In the three years since Jodie Comer first appeared on the cover of Stylist magazine – in celebration of her breakout role in everyone’s favourite assassin drama, Killing Eve (written by Phoebe Waller-Bridge) – her career has skyrocketed.
Since then, she’s gone on to win both a TV Bafta and Emmy for the role – not forgetting her Remarkable Women Award in 2019, which she celebrated alongside childhood friend and Olympic hero Katarina Johnson-Thompson.
And now that she’s on the verge of true Hollywood superstardom, we’re celebrating her on the cover of Stylist magazine again this week, and you can buy your copy here.
This week, her first major film comes out: the brilliant Free Guy, which she stars in alongside Ryan Reynolds. In the movie, created by Stranger Things’ Shawn Levy, she plays Milly, a video game developer and an avatar called Molotov Girl. It is wonderful: fun, funny, smart and full of heart – if you’re looking for the perfect film to get you back to the cinema after months away, we’ve found it for you.
Later this autumn, she will star in – and exec-produces – Help, a powerful drama about the care home crisis during the Covid pandemic, alongside the brilliant Stephen Graham.
And then – oh, there’s more – in October The Last Duel will arrive in cinemas, which is going to be everything! She stars alongside Adam Driver and Matt Damon in the medieval film that sees her husband (Damon) challenge his squire (Driver) to a duel after Margueritte (Comer) accuses him of rape.
It’s directed by Ridley Scott (Alien, Gladiator, Thelma and Louise) and big things are already being predicted for it. Add to that the fact she’s currently filming season four, the final ever, of Killing Eve, and that’s a lot to look forward to for all the millions of Jodie-stans globally.
But while her career is soaring, Comer says one of her proudest achievements is coming to truly know herself, something so many of us are striving for in 2021. She says this was the unexpected silver lining of the pandemic.
“I think having a good six months, when filming paused, of not pretending to be anyone other than myself has been so helpful. Just going: OK, this is just me. Not doing anything other than just being has been a huge factor in helping me know what’s important to me.”
With that in mind, how does the actor from Liverpool, who made her names in TV dramas like My Mad Fat Diary, Thirteen and Doctor Foster feel as she readies herself for life in the Hollywood spotlight, especially after this period of quietness and reflection?
“I feel like I’ve been living in a shoe box. Life has been on pause a little bit” she muses. “And now it feels like everything’s starting again but I imagine, for all of us, it’s going to take a little bit of time.

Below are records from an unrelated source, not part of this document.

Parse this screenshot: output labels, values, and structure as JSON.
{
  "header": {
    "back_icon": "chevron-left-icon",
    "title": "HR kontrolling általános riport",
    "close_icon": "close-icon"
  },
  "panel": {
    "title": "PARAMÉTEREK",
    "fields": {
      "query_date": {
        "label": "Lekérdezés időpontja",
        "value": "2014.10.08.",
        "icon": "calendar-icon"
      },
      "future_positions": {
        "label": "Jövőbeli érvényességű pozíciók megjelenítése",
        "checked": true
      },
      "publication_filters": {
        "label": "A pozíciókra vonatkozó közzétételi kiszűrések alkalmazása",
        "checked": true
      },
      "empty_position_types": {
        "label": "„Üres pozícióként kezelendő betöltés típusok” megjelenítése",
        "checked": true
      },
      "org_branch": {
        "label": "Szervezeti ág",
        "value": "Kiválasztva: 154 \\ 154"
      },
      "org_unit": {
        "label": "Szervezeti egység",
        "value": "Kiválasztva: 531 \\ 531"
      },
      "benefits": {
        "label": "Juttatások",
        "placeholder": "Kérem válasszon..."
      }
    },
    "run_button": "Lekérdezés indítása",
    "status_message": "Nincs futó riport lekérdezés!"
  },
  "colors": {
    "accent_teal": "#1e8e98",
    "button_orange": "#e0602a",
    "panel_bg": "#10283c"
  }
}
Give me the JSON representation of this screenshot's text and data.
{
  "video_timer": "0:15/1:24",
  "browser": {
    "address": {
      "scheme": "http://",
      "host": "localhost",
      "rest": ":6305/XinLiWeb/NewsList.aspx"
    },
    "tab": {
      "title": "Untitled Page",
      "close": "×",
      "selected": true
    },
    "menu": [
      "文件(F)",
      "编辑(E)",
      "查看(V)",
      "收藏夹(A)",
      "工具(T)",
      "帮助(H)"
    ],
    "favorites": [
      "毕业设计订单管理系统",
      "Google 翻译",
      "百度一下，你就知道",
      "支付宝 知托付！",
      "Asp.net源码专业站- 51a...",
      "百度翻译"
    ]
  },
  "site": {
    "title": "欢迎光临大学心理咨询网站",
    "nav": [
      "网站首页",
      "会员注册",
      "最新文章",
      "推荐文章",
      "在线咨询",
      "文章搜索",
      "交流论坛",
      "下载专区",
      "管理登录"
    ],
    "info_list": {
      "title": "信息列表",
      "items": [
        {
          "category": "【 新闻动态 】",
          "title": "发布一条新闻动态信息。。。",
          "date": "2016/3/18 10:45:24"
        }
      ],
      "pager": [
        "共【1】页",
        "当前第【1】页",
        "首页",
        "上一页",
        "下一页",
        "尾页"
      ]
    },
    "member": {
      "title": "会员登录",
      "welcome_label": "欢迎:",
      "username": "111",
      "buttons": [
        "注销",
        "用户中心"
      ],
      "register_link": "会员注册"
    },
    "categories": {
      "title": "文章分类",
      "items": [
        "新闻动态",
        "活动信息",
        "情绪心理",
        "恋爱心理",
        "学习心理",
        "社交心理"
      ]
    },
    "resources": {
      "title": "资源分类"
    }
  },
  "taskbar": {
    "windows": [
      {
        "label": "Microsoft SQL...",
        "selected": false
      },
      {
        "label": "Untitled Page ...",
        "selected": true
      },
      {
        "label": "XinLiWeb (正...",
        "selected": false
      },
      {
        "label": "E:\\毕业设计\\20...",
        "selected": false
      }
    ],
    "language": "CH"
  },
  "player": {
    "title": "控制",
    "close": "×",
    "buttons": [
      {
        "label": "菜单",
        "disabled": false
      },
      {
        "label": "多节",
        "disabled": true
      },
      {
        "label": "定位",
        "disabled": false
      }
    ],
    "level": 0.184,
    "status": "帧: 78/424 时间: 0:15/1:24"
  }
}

But I want to show up for these things and be myself; I’m so proud of all these projects.”
With all that success though comes the inevitable increase in attention and speculation about your life, particularly on social media. It’s something she has taken a mindful decision to keep a healthy relationship with.
“There’s that dangerous thing of buying into other people’s opinions of you: if you if you read that stuff [comments online] enough, you end up going ‘I am this, I am that person’ And that’s very dangerous, because then the lines are so crossed. I’ve learned not to do that now. And I think that has really helped me.”
Presumably that’s particularly important when you’re, for example, being personally cast by Ridley Scott, one of the most legendary directors of all time.
“It’s very surreal,” she says. “But also, they’re human beings and when you’re in a room with them, they’re no different from anyone else. Which is lovely, especially when you’re coming on set and thinking, ‘Oh, my God, what am I doing here? How did I get here? I always felt that Ridley really, really believed in me. And to have been asked to go and work with him again in Kitbag was pretty cool.”
It’s a very Jodie Comer way of putting it, and one that will serve her career wonderfully…
– Promotional Stills